[Dataset items]
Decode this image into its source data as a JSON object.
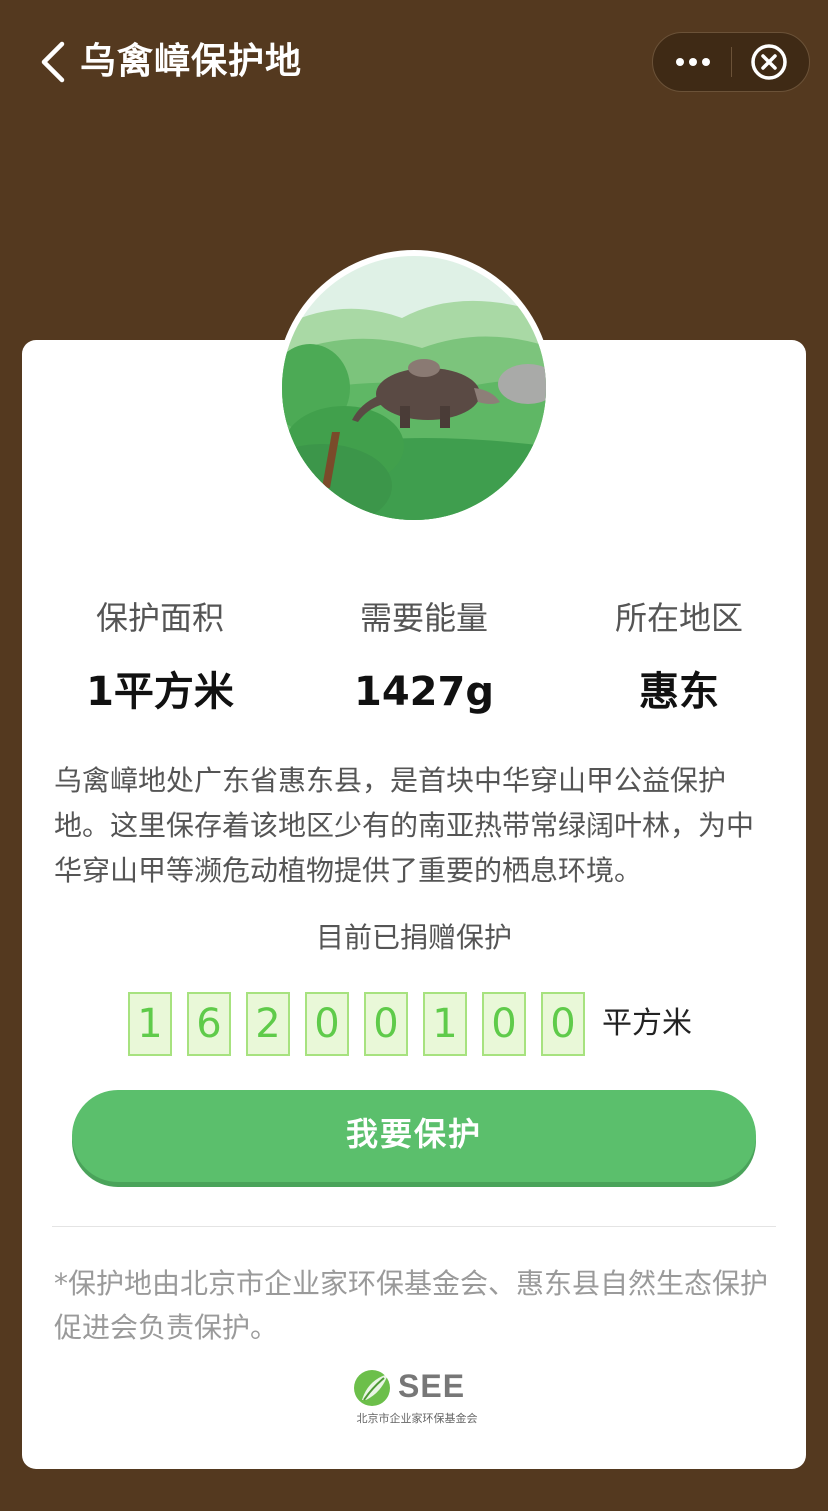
{
  "nav": {
    "title": "乌禽嶂保护地"
  },
  "stats": [
    {
      "label": "保护面积",
      "value": "1平方米"
    },
    {
      "label": "需要能量",
      "value": "1427g"
    },
    {
      "label": "所在地区",
      "value": "惠东"
    }
  ],
  "description": "乌禽嶂地处广东省惠东县，是首块中华穿山甲公益保护地。这里保存着该地区少有的南亚热带常绿阔叶林，为中华穿山甲等濒危动植物提供了重要的栖息环境。",
  "donated": {
    "label": "目前已捐赠保护",
    "digits": [
      "1",
      "6",
      "2",
      "0",
      "0",
      "1",
      "0",
      "0"
    ],
    "unit": "平方米"
  },
  "action": {
    "protect_label": "我要保护"
  },
  "footer": {
    "note": "*保护地由北京市企业家环保基金会、惠东县自然生态保护促进会负责保护。",
    "logo_text": "SEE",
    "logo_sub": "北京市企业家环保基金会"
  },
  "colors": {
    "nav_background": "#54391f",
    "button_green": "#5bbf6c",
    "digit_text": "#5fcb4a",
    "digit_border": "#a7e27f"
  }
}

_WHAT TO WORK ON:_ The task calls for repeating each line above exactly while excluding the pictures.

_WORKED SOLUTION:_
Decode this image into its source data as a JSON object.
{
  "nav": {
    "title": "乌禽嶂保护地"
  },
  "stats": [
    {
      "label": "保护面积",
      "value": "1平方米"
    },
    {
      "label": "需要能量",
      "value": "1427g"
    },
    {
      "label": "所在地区",
      "value": "惠东"
    }
  ],
  "description": "乌禽嶂地处广东省惠东县，是首块中华穿山甲公益保护地。这里保存着该地区少有的南亚热带常绿阔叶林，为中华穿山甲等濒危动植物提供了重要的栖息环境。",
  "donated": {
    "label": "目前已捐赠保护",
    "digits": [
      "1",
      "6",
      "2",
      "0",
      "0",
      "1",
      "0",
      "0"
    ],
    "unit": "平方米"
  },
  "action": {
    "protect_label": "我要保护"
  },
  "footer": {
    "note": "*保护地由北京市企业家环保基金会、惠东县自然生态保护促进会负责保护。",
    "logo_text": "SEE",
    "logo_sub": "北京市企业家环保基金会"
  },
  "colors": {
    "nav_background": "#54391f",
    "button_green": "#5bbf6c",
    "digit_text": "#5fcb4a",
    "digit_border": "#a7e27f"
  }
}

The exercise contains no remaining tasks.